Breakdown product of AMP.

Neuromodulator that inhibits the basal forebrain cells that promote arousal and wakefulness.
CAFFEINE
Drug found in coffee/tea/soft drinks that increases arousal by blocking adenosine.
PROSTAGLANDINS
Chemicals in most of the body that promote sleep.

Immune system increases their concentration in response to infection.
PGO SLEEP
Distinctive pattern of high amplitude electrical potentials associated with REM slepe.
INSOMNIA
Lack of sleep that leaves the person feeling tired the next day.
ONSET INSOMNIA
Trouble falling asleep.
TERMINATION INSOMNIA
Waking too early with the inability to get back to sleep.
NARCOLEPSY
A condition characterized by frequent and unexpected periods of sleepiness during the day.
CATAPLEXY
Symptom associated with narcolepsy.

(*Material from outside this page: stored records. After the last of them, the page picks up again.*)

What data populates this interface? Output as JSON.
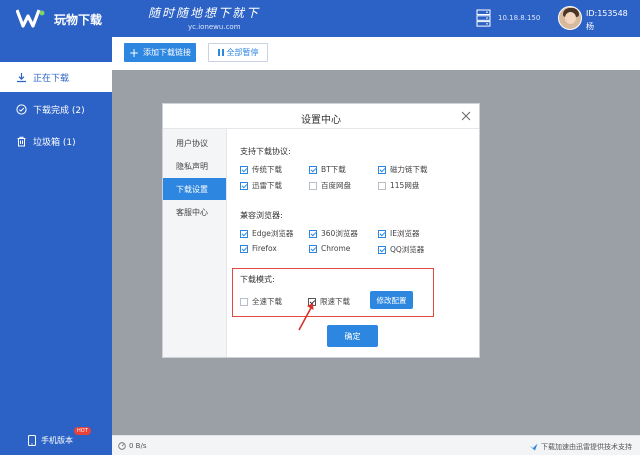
{
  "header": {
    "app_title": "玩物下载",
    "slogan": "随时随地想下就下",
    "slogan_url": "yc.ionewu.com",
    "ip": "10.18.8.150",
    "user_id": "ID:153548",
    "user_name": "杨"
  },
  "sidebar": {
    "items": [
      {
        "label": "正在下载",
        "icon": "download-icon"
      },
      {
        "label": "下载完成 (2)",
        "icon": "check-circle-icon"
      },
      {
        "label": "垃圾箱 (1)",
        "icon": "trash-icon"
      }
    ],
    "mobile_version": "手机版本",
    "hot_badge": "HOT"
  },
  "toolbar": {
    "add_link": "添加下载链接",
    "pause_all": "全部暂停"
  },
  "status_bar": {
    "speed": "0 B/s",
    "provider": "下载加速由迅雷提供技术支持"
  },
  "dialog": {
    "title": "设置中心",
    "nav": [
      "用户协议",
      "隐私声明",
      "下载设置",
      "客服中心"
    ],
    "protocols": {
      "title": "支持下载协议:",
      "items": [
        {
          "label": "传统下载",
          "checked": true
        },
        {
          "label": "BT下载",
          "checked": true
        },
        {
          "label": "磁力链下载",
          "checked": true
        },
        {
          "label": "迅雷下载",
          "checked": true
        },
        {
          "label": "百度网盘",
          "checked": false
        },
        {
          "label": "115网盘",
          "checked": false
        }
      ]
    },
    "browsers": {
      "title": "兼容浏览器:",
      "items": [
        {
          "label": "Edge浏览器",
          "checked": true
        },
        {
          "label": "360浏览器",
          "checked": true
        },
        {
          "label": "IE浏览器",
          "checked": true
        },
        {
          "label": "Firefox",
          "checked": true
        },
        {
          "label": "Chrome",
          "checked": true
        },
        {
          "label": "QQ浏览器",
          "checked": true
        }
      ]
    },
    "mode": {
      "title": "下载模式:",
      "full_speed": "全速下载",
      "limit_speed": "限速下载",
      "modify": "修改配置"
    },
    "ok": "确定"
  },
  "colors": {
    "brand": "#2c62c5",
    "accent": "#2d86e0",
    "highlight": "#e5473f"
  }
}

Attack of muscle weakness while the person remains awake.
SLEEP PARALYSIS
Symptom of narcolepsy.

Complete inability to move when falling asleep.

May be experienced by non-narcoleptics.
HYPNAGOGIC HALLUCINATIONS
Symptom of narcolepsy.

Dreamlike experiences the individual has difficulty distinguishing from reality.
PERIODIC LIMB MOVEMENT DISORDER
Sometimes linked to insomnia.

Repeated involuntary movement of legs and sometimes arms while sleeping.
REM BEHAVIOR DISORDER
A condition where people move around vigorously during REM periods, apparently acting out dreams.
NIGHT TERRORS
Experiences of intense anxiety from which a person awakens screaming in terror.

Occurs during non-REM sleep.
REPAIR AND RESTORATION THEORY OF SLEEP
Main function of sleep is to let the brain and body repair and restore themselves.
ACTIVATION SYNTHESESIS HYPOTHESIS
Cortex combines haphazard input from PGO activated parts of the cortex with whatever else is occuring, summates and interprets to synthesize a story. = DREAM
EVOLUTIONARY THEORY OF SLEEP
We evolved a need to sleep to force us to conserve energy when we would be relatively inefficient.
CLINCO-ANATOMICAL HYPOTHESIS
View that regards dreams as simply thinking that takes place under unusual conditions.